The magazine benefits from the hefty generosity of John Grisham, but to my knowledge, he has never written about the quirk of southern justice that enables women, especially white, churchgoing women, to kill their husbands and go free. Mrs Abraham’s defence was based on temporary insanity, described in the trial as ‘acute brain syndrome’.

Her husband’s ‘unnormal’ sexual demands had driven her so crazy that she couldn’t even remember blowing his head off, much less wrapping the gun in aluminium foil and tucking it in the deep freeze beneath the Breyer’s vanilla ice cream.

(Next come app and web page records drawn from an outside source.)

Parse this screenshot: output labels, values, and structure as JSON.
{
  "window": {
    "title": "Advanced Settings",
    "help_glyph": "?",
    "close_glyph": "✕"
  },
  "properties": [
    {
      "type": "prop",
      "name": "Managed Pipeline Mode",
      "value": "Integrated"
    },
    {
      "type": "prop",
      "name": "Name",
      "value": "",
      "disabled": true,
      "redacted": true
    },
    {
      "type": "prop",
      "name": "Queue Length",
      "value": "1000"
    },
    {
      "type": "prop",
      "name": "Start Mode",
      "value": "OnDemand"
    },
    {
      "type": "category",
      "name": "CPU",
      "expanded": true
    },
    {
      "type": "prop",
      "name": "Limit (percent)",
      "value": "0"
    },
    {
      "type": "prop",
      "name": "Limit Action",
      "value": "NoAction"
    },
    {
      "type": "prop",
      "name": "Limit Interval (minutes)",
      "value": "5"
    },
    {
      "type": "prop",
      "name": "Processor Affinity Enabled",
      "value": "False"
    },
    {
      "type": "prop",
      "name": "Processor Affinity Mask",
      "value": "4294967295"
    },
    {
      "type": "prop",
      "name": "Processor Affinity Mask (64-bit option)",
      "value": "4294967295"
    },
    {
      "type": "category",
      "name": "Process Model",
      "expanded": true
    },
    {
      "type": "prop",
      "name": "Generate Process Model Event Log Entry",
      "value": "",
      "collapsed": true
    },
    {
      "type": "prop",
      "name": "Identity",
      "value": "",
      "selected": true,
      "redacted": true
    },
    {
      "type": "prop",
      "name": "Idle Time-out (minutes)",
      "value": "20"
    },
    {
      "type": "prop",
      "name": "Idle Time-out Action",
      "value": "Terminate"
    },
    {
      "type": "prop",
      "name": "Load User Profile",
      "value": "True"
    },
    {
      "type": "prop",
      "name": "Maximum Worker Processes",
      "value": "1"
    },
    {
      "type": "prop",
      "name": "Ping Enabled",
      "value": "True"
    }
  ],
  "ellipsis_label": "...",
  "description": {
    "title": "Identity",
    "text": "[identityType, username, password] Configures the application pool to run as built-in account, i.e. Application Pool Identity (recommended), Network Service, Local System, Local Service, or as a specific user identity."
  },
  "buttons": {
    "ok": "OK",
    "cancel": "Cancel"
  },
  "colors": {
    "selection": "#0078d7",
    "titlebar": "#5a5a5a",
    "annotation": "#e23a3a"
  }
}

Happily, her stint in the state mental hospital at Whitfield cured her, and two months later, she was free to start a new life in Memphis. I thought of Erma and Howard last week as I read about the Government’s proposals to reform the law on murder. Under these new reforms, a man who kills his wife for infidelity will be convicted of murder. So, no legal prancing around the 17th-century defence of provocation, crime passionelle or ‘acute brain syndrome’.

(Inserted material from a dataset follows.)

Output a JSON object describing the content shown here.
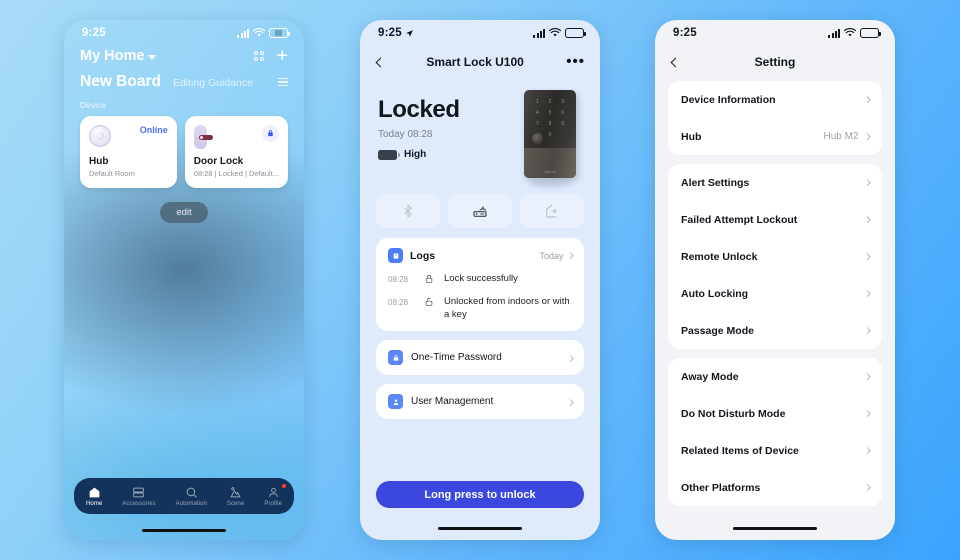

And a woman who kills her husband? Here, things get a little fuzzy. If a woman blows off the head of the man who’s driven her crazy for years, she will no longer have to prove pro-vocation or loss of control. (Mr Abraham was a retired postman, and I’ve noticed it’s that little word ‘retired’ that drives a lot of women crazy.) She can plead killing ‘in response to fear of serious violence’ or ‘in response to words and conduct which caused the defendant to have a ustifiable sense of being seriously wronged’.

It’s the ‘words and conduct’ that would make the judges I know uneasy. Words that are uttered as a threat to your child could lead to murder. But what about the woman who feels murderous when her husband looks up from his sudoku and asks ‘When will dinner be ready?’ an innocent inquiry you may say, but when I hear it, my husband should be grateful I don’t keep a gun in the kitchen. Murder is serious business. I’m with Erin Pizzey on this.

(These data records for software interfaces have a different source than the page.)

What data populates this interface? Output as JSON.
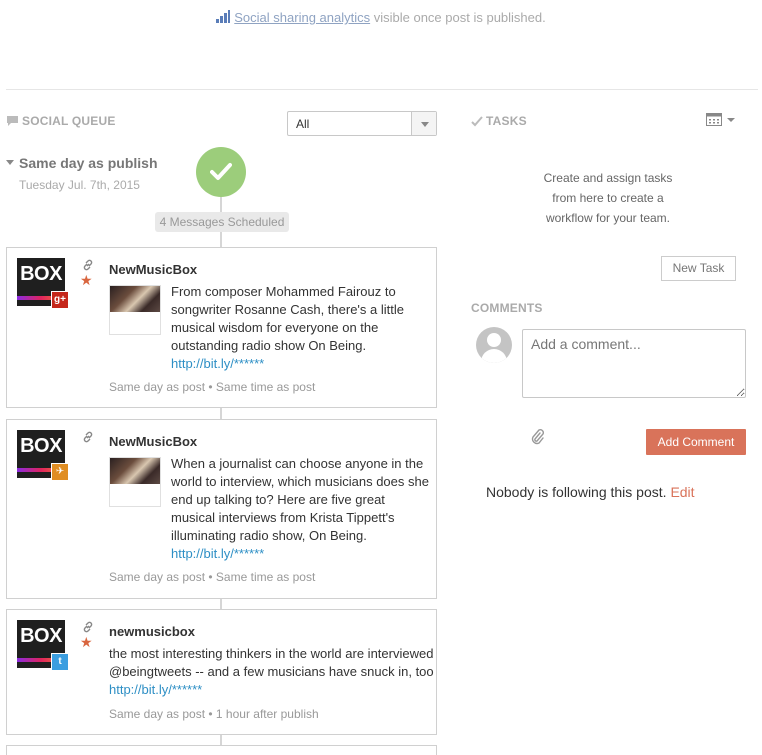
{
  "top_note": {
    "link_text": "Social sharing analytics",
    "suffix": " visible once post is published."
  },
  "social_queue": {
    "heading": "SOCIAL QUEUE",
    "filter": {
      "selected": "All"
    },
    "group": {
      "title": "Same day as publish",
      "date": "Tuesday Jul. 7th, 2015"
    },
    "scheduled_label": "4 Messages Scheduled",
    "posts": [
      {
        "account": "NewMusicBox",
        "network": "google-plus",
        "badge": "g+",
        "starred": true,
        "has_thumb": true,
        "text": "From composer Mohammed Fairouz to songwriter Rosanne Cash, there's a little musical wisdom for everyone on the outstanding radio show On Being.",
        "url": "http://bit.ly/******",
        "timing": "Same day as post • Same time as post"
      },
      {
        "account": "NewMusicBox",
        "network": "rss",
        "badge": "✈",
        "starred": false,
        "has_thumb": true,
        "text": "When a journalist can choose anyone in the world to interview, which musicians does she end up talking to? Here are five great musical interviews from Krista Tippett's illuminating radio show, On Being.",
        "url": "http://bit.ly/******",
        "timing": "Same day as post • Same time as post"
      },
      {
        "account": "newmusicbox",
        "network": "twitter",
        "badge": "t",
        "starred": true,
        "has_thumb": false,
        "text": "the most interesting thinkers in the world are interviewed @beingtweets -- and a few musicians have snuck in, too",
        "url": "http://bit.ly/******",
        "timing": "Same day as post • 1 hour after publish"
      }
    ]
  },
  "tasks": {
    "heading": "TASKS",
    "help_text": "Create and assign tasks from here to create a workflow for your team.",
    "new_task_label": "New Task"
  },
  "comments": {
    "heading": "COMMENTS",
    "placeholder": "Add a comment...",
    "add_label": "Add Comment",
    "following_text": "Nobody is following this post.",
    "edit_label": "Edit"
  },
  "colors": {
    "accent": "#d9735a",
    "check": "#9ccd7b",
    "link": "#2e8fc5"
  }
}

The founder of the original women’s refuge believes that women in fear of violence should get out of the house. They shouldn’t kill the man who’s making their life hell they should leave him. It’s not always easy Sleeping with the Enemy, in which Julia Roberts plays a wife fleeing a violent husband, is the scariest movie I’ve ever seen but murder cannot be the answer. Above all, the courts shouldn’t have a feminist view of murder. However progressive it may seem at first and the Harriet Harman sisterhood is all for it its roots are steeped in a view of women as fragile, fragrant and helpless, a myth of womanhood that doesn’t get us anywhere. Murder should be treated solemnly and seriously.

The US system of first-and second-degree murder proposed in the 2006 reforms gives judges useful discretion in sentencing. It recognises that the man who helps his terminally ill wife die has done something different from the man who blows up a crowded bus. It also keeps shades of pink and blue out of the courtroom, and I reckon that would be a great leap for womankind.